WHAT TO PRODUCE: Search term "Apartment": please copy every line of the records below that contains it.

DATA TO USE:
────────

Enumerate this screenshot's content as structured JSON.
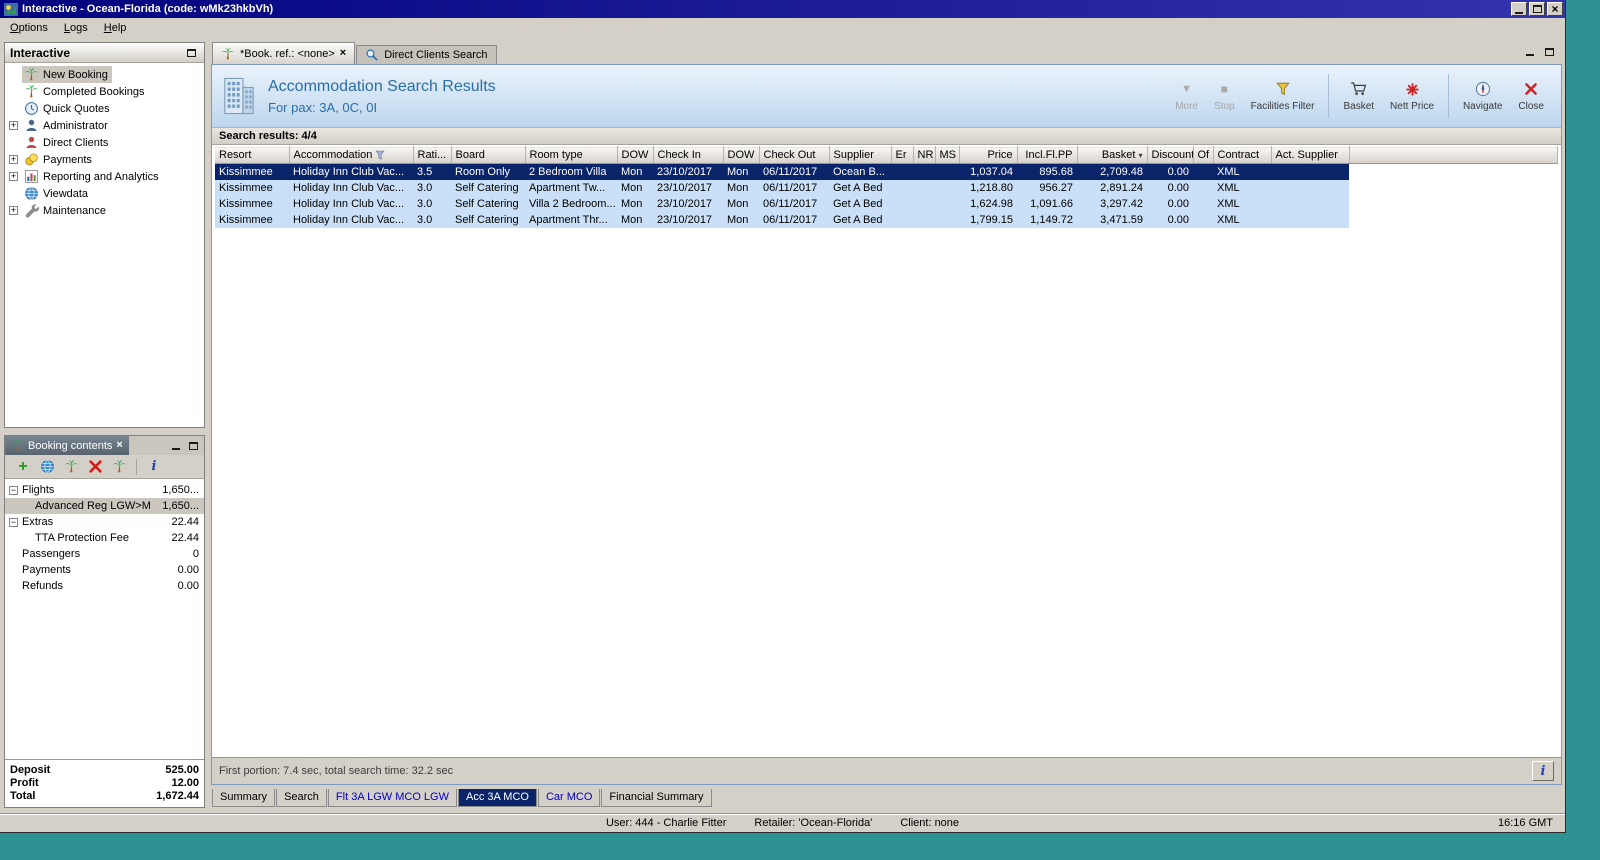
{
  "icons": {
    "close_x": "×",
    "more": "▼",
    "stop": "■",
    "plus": "+",
    "info": "i",
    "sort": "▾",
    "expand": "+",
    "collapse": "−"
  },
  "titlebar": {
    "title": "Interactive - Ocean-Florida (code: wMk23hkbVh)"
  },
  "menubar": {
    "items": [
      "Options",
      "Logs",
      "Help"
    ]
  },
  "sidebar": {
    "title": "Interactive",
    "items": [
      {
        "label": "New Booking"
      },
      {
        "label": "Completed Bookings"
      },
      {
        "label": "Quick Quotes"
      },
      {
        "label": "Administrator"
      },
      {
        "label": "Direct Clients"
      },
      {
        "label": "Payments"
      },
      {
        "label": "Reporting and Analytics"
      },
      {
        "label": "Viewdata"
      },
      {
        "label": "Maintenance"
      }
    ]
  },
  "booking_panel": {
    "title": "Booking contents",
    "rows": [
      {
        "label": "Flights",
        "value": "1,650..."
      },
      {
        "label": "Advanced Reg LGW>M",
        "value": "1,650..."
      },
      {
        "label": "Extras",
        "value": "22.44"
      },
      {
        "label": "TTA Protection Fee",
        "value": "22.44"
      },
      {
        "label": "Passengers",
        "value": "0"
      },
      {
        "label": "Payments",
        "value": "0.00"
      },
      {
        "label": "Refunds",
        "value": "0.00"
      }
    ],
    "summary": {
      "deposit_label": "Deposit",
      "deposit": "525.00",
      "profit_label": "Profit",
      "profit": "12.00",
      "total_label": "Total",
      "total": "1,672.44"
    }
  },
  "tabs": {
    "booking": "*Book. ref.: <none>",
    "direct_clients": "Direct Clients Search"
  },
  "results_header": {
    "title": "Accommodation Search Results",
    "subtitle": "For pax: 3A, 0C, 0I",
    "toolbar": [
      {
        "label": "More"
      },
      {
        "label": "Stop"
      },
      {
        "label": "Facilities Filter"
      },
      {
        "label": "Basket"
      },
      {
        "label": "Nett Price"
      },
      {
        "label": "Navigate"
      },
      {
        "label": "Close"
      }
    ]
  },
  "results": {
    "count_label": "Search results: 4/4",
    "columns": [
      "Resort",
      "Accommodation",
      "Rati...",
      "Board",
      "Room type",
      "DOW",
      "Check In",
      "DOW",
      "Check Out",
      "Supplier",
      "Er",
      "NR",
      "MS",
      "Price",
      "Incl.Fl.PP",
      "Basket",
      "Discount",
      "Of",
      "Contract",
      "Act. Supplier"
    ],
    "rows": [
      {
        "resort": "Kissimmee",
        "accommodation": "Holiday Inn Club Vac...",
        "rating": "3.5",
        "board": "Room Only",
        "room_type": "2 Bedroom Villa",
        "dow_in": "Mon",
        "check_in": "23/10/2017",
        "dow_out": "Mon",
        "check_out": "06/11/2017",
        "supplier": "Ocean B...",
        "er": "",
        "nr": "",
        "ms": "",
        "price": "1,037.04",
        "incl_fl_pp": "895.68",
        "basket": "2,709.48",
        "discount": "0.00",
        "of": "",
        "contract": "XML",
        "act_supplier": ""
      },
      {
        "resort": "Kissimmee",
        "accommodation": "Holiday Inn Club Vac...",
        "rating": "3.0",
        "board": "Self Catering",
        "room_type": "Apartment Tw...",
        "dow_in": "Mon",
        "check_in": "23/10/2017",
        "dow_out": "Mon",
        "check_out": "06/11/2017",
        "supplier": "Get A Bed",
        "er": "",
        "nr": "",
        "ms": "",
        "price": "1,218.80",
        "incl_fl_pp": "956.27",
        "basket": "2,891.24",
        "discount": "0.00",
        "of": "",
        "contract": "XML",
        "act_supplier": ""
      },
      {
        "resort": "Kissimmee",
        "accommodation": "Holiday Inn Club Vac...",
        "rating": "3.0",
        "board": "Self Catering",
        "room_type": "Villa 2 Bedroom...",
        "dow_in": "Mon",
        "check_in": "23/10/2017",
        "dow_out": "Mon",
        "check_out": "06/11/2017",
        "supplier": "Get A Bed",
        "er": "",
        "nr": "",
        "ms": "",
        "price": "1,624.98",
        "incl_fl_pp": "1,091.66",
        "basket": "3,297.42",
        "discount": "0.00",
        "of": "",
        "contract": "XML",
        "act_supplier": ""
      },
      {
        "resort": "Kissimmee",
        "accommodation": "Holiday Inn Club Vac...",
        "rating": "3.0",
        "board": "Self Catering",
        "room_type": "Apartment Thr...",
        "dow_in": "Mon",
        "check_in": "23/10/2017",
        "dow_out": "Mon",
        "check_out": "06/11/2017",
        "supplier": "Get A Bed",
        "er": "",
        "nr": "",
        "ms": "",
        "price": "1,799.15",
        "incl_fl_pp": "1,149.72",
        "basket": "3,471.59",
        "discount": "0.00",
        "of": "",
        "contract": "XML",
        "act_supplier": ""
      }
    ],
    "status": "First portion: 7.4 sec, total search time: 32.2 sec"
  },
  "bottom_tabs": [
    {
      "label": "Summary"
    },
    {
      "label": "Search"
    },
    {
      "label": "Flt 3A LGW MCO LGW"
    },
    {
      "label": "Acc 3A MCO"
    },
    {
      "label": "Car MCO"
    },
    {
      "label": "Financial Summary"
    }
  ],
  "statusbar": {
    "user": "User: 444 - Charlie Fitter",
    "retailer": "Retailer: 'Ocean-Florida'",
    "client": "Client: none",
    "time": "16:16 GMT"
  }
}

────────

RESULT FOR THIS TASK:
        "room_type": "Apartment Tw...",
        "room_type": "Apartment Thr...",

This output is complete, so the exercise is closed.